PROVIDED INFORMATION START

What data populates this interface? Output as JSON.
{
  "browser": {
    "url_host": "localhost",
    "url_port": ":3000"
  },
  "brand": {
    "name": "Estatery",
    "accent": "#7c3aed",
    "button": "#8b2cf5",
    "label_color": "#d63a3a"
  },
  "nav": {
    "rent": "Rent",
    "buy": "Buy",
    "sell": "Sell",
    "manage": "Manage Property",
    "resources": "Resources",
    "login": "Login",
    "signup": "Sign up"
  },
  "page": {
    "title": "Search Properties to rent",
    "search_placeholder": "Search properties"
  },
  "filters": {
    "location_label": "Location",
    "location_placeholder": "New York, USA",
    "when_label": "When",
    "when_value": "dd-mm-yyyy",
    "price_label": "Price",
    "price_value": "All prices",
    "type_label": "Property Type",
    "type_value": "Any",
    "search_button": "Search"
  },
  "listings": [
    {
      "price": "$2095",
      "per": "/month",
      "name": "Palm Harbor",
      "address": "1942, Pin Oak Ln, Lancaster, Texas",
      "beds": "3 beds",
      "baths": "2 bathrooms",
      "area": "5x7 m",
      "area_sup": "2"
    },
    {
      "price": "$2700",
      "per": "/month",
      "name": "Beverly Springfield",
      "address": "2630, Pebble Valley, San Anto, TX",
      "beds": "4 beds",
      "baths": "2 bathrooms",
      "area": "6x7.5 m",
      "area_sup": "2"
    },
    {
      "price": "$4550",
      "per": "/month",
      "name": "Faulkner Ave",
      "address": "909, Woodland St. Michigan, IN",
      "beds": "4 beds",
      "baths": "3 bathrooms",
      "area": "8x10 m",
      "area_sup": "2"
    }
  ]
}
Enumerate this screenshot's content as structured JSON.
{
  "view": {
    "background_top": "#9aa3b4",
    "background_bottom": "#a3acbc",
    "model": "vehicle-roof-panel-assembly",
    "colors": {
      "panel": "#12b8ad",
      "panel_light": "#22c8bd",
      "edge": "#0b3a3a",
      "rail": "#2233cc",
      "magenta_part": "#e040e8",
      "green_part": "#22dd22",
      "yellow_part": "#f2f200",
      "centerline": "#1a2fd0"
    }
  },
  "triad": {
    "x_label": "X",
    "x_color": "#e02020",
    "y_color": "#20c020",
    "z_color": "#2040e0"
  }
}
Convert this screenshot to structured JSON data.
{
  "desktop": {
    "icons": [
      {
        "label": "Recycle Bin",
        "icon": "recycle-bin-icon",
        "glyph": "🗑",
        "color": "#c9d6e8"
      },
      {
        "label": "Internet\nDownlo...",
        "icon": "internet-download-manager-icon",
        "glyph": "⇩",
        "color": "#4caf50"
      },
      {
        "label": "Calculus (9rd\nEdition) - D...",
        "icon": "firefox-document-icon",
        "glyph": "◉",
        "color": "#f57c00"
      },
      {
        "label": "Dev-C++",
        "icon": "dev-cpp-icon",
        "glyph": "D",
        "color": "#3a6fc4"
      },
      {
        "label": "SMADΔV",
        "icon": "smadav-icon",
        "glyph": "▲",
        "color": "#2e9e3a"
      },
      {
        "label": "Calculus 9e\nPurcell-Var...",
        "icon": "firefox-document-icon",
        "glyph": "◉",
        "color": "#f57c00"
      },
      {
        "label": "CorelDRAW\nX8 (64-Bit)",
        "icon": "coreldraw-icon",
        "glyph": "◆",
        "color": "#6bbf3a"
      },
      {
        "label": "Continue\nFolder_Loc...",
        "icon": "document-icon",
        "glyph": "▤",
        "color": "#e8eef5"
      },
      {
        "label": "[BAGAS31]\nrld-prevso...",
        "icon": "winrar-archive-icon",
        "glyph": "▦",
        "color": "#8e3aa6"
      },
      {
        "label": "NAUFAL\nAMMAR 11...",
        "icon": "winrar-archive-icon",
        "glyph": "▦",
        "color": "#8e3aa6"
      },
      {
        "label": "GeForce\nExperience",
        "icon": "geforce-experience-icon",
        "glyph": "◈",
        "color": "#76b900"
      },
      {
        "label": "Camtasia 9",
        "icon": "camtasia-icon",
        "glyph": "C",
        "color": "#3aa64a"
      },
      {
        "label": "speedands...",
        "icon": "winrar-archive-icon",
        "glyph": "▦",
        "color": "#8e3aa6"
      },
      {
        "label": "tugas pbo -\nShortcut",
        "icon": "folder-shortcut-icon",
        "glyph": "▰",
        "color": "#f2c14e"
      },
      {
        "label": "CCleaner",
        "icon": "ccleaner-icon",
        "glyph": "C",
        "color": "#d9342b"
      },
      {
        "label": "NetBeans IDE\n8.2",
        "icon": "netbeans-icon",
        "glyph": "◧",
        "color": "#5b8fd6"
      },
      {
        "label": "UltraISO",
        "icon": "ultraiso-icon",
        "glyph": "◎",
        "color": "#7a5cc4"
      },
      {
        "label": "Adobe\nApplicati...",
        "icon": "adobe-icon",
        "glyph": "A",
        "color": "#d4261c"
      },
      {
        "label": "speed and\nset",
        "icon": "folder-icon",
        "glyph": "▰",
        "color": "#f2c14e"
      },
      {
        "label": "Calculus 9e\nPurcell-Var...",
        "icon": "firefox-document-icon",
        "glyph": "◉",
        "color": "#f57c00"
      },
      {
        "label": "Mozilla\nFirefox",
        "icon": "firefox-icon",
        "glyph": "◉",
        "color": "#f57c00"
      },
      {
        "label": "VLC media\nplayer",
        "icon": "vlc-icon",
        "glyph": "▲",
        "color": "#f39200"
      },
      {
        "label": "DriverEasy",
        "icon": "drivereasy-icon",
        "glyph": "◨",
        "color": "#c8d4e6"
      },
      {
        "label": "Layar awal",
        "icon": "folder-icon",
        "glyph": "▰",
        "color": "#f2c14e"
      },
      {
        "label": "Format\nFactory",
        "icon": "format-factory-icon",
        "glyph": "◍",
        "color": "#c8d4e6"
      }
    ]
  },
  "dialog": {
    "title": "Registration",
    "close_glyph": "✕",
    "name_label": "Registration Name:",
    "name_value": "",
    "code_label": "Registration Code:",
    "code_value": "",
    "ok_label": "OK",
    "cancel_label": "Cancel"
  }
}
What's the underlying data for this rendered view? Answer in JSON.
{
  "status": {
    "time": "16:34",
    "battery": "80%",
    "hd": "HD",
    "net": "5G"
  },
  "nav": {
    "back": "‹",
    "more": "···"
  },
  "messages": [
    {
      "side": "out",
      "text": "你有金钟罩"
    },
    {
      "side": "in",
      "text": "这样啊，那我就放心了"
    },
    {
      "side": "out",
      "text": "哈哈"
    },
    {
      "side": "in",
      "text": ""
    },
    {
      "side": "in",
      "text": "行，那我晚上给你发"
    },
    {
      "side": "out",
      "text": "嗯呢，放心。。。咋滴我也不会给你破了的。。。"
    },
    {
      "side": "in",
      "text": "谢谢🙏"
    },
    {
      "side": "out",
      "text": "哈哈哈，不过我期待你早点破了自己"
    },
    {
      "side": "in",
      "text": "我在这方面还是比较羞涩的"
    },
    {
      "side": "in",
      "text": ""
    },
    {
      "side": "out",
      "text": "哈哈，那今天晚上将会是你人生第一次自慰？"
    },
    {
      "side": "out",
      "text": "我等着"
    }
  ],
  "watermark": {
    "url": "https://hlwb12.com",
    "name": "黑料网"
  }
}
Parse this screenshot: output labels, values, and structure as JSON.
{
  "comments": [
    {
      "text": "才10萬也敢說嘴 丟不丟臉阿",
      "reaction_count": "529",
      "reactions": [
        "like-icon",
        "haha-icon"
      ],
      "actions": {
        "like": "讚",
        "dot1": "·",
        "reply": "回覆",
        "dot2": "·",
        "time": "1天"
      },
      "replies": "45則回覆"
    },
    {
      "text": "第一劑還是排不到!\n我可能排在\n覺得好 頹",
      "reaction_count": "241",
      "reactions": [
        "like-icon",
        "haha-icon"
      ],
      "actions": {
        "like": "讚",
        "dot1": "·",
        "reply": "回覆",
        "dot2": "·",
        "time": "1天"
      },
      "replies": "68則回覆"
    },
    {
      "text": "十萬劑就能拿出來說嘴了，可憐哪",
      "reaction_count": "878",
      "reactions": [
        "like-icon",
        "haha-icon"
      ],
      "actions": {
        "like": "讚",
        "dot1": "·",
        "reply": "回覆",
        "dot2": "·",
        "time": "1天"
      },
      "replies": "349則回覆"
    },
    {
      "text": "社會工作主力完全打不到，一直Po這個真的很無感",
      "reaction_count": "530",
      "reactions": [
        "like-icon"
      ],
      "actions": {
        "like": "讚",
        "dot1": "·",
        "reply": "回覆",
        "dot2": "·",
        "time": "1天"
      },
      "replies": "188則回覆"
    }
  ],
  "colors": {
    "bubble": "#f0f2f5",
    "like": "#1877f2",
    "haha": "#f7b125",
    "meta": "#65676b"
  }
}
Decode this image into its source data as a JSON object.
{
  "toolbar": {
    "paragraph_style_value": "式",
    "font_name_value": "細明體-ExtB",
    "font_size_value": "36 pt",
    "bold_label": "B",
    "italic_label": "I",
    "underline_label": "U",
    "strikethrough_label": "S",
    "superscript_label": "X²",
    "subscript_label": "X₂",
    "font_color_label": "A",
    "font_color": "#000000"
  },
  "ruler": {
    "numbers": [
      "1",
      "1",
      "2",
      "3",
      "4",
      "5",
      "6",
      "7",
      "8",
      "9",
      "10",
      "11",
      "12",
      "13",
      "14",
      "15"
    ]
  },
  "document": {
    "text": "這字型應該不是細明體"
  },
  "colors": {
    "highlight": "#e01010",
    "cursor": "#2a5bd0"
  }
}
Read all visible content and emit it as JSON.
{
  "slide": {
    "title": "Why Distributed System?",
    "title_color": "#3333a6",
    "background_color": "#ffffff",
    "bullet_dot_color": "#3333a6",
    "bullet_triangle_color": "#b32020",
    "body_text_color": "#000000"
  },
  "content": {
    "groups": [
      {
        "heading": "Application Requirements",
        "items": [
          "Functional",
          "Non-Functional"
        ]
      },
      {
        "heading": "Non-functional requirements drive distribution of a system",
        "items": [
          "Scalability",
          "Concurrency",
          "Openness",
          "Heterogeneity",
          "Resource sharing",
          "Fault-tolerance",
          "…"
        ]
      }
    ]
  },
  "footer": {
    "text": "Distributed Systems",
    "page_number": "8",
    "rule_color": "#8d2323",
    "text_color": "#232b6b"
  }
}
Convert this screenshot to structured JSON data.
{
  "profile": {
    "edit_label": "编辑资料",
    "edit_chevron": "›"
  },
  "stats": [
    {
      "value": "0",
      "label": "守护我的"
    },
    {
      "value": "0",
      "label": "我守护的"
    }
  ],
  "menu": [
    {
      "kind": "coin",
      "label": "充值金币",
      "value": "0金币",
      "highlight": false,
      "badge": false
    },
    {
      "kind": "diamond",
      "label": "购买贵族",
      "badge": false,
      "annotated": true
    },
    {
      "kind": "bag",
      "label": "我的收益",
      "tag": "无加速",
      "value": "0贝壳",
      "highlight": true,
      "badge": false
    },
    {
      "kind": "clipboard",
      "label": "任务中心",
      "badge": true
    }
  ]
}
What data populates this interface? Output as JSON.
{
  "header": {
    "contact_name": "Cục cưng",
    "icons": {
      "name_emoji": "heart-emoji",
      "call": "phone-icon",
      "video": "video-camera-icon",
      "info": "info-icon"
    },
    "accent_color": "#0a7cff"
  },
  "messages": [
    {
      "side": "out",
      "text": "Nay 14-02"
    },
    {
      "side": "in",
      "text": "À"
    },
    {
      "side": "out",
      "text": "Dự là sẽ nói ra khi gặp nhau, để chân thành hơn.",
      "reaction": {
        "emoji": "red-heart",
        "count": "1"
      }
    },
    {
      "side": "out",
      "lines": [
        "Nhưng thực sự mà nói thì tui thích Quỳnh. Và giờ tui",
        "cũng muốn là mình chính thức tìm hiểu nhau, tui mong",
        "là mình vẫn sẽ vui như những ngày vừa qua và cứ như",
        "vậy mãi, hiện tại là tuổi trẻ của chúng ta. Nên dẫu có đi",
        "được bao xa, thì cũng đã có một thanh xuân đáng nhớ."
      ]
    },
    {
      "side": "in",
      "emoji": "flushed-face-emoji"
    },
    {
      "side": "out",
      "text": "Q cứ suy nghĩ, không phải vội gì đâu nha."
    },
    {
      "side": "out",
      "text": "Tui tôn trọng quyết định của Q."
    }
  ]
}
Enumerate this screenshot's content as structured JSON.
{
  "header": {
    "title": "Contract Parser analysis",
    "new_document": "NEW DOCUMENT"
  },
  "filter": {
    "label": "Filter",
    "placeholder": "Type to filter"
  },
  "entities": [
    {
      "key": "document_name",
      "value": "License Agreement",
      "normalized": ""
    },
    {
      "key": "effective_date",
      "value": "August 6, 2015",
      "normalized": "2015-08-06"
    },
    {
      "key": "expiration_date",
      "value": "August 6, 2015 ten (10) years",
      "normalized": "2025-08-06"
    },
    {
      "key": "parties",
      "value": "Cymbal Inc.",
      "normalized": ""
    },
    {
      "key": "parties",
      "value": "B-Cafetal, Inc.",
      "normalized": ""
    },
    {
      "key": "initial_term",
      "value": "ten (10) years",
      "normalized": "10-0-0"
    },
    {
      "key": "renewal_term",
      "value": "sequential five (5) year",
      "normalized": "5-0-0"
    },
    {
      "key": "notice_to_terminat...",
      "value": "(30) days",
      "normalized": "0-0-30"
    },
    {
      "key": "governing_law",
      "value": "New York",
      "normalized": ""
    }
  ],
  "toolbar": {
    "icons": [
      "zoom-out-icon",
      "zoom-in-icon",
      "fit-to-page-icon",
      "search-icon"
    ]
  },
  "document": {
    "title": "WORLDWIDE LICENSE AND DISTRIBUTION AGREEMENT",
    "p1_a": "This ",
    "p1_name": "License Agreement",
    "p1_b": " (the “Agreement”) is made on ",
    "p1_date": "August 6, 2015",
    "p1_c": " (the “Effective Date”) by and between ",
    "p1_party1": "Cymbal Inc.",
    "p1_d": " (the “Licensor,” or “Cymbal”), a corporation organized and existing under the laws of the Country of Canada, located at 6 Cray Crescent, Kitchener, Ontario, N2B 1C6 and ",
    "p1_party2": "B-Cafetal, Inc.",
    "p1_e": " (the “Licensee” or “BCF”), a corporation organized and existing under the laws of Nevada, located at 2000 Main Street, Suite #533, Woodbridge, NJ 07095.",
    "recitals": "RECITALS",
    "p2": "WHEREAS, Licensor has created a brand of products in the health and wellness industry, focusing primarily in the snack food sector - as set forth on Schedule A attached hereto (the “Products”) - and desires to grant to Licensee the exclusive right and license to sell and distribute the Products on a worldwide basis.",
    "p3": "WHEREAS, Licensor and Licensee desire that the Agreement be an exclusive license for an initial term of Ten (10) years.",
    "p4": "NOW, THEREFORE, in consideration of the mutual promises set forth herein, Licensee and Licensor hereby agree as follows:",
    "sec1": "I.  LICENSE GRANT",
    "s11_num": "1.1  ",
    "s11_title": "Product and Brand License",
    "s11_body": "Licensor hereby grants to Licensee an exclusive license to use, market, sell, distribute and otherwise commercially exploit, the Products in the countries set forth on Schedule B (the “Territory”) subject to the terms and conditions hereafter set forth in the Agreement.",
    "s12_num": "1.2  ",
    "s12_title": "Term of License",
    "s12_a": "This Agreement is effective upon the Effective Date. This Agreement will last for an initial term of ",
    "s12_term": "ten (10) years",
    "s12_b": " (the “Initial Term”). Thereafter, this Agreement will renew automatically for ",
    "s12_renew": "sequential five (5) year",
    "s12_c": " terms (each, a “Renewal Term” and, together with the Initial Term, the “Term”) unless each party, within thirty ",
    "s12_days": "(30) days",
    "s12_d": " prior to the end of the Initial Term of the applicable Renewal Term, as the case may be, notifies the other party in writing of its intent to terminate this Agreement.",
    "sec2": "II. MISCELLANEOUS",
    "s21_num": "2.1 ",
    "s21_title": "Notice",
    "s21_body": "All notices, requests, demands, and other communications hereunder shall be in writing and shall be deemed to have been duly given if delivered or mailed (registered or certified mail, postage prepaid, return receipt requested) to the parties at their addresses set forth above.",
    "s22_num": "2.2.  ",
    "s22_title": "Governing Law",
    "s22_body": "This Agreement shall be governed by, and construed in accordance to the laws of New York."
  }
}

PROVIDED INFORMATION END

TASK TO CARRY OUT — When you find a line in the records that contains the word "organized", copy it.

ANSWER SECTION —
    "p1_d": " (the “Licensor,” or “Cymbal”), a corporation organized and existing under the laws of the Country of Canada, located at 6 Cray Crescent, Kitchener, Ontario, N2B 1C6 and ",
    "p1_e": " (the “Licensee” or “BCF”), a corporation organized and existing under the laws of Nevada, located at 2000 Main Street, Suite #533, Woodbridge, NJ 07095.",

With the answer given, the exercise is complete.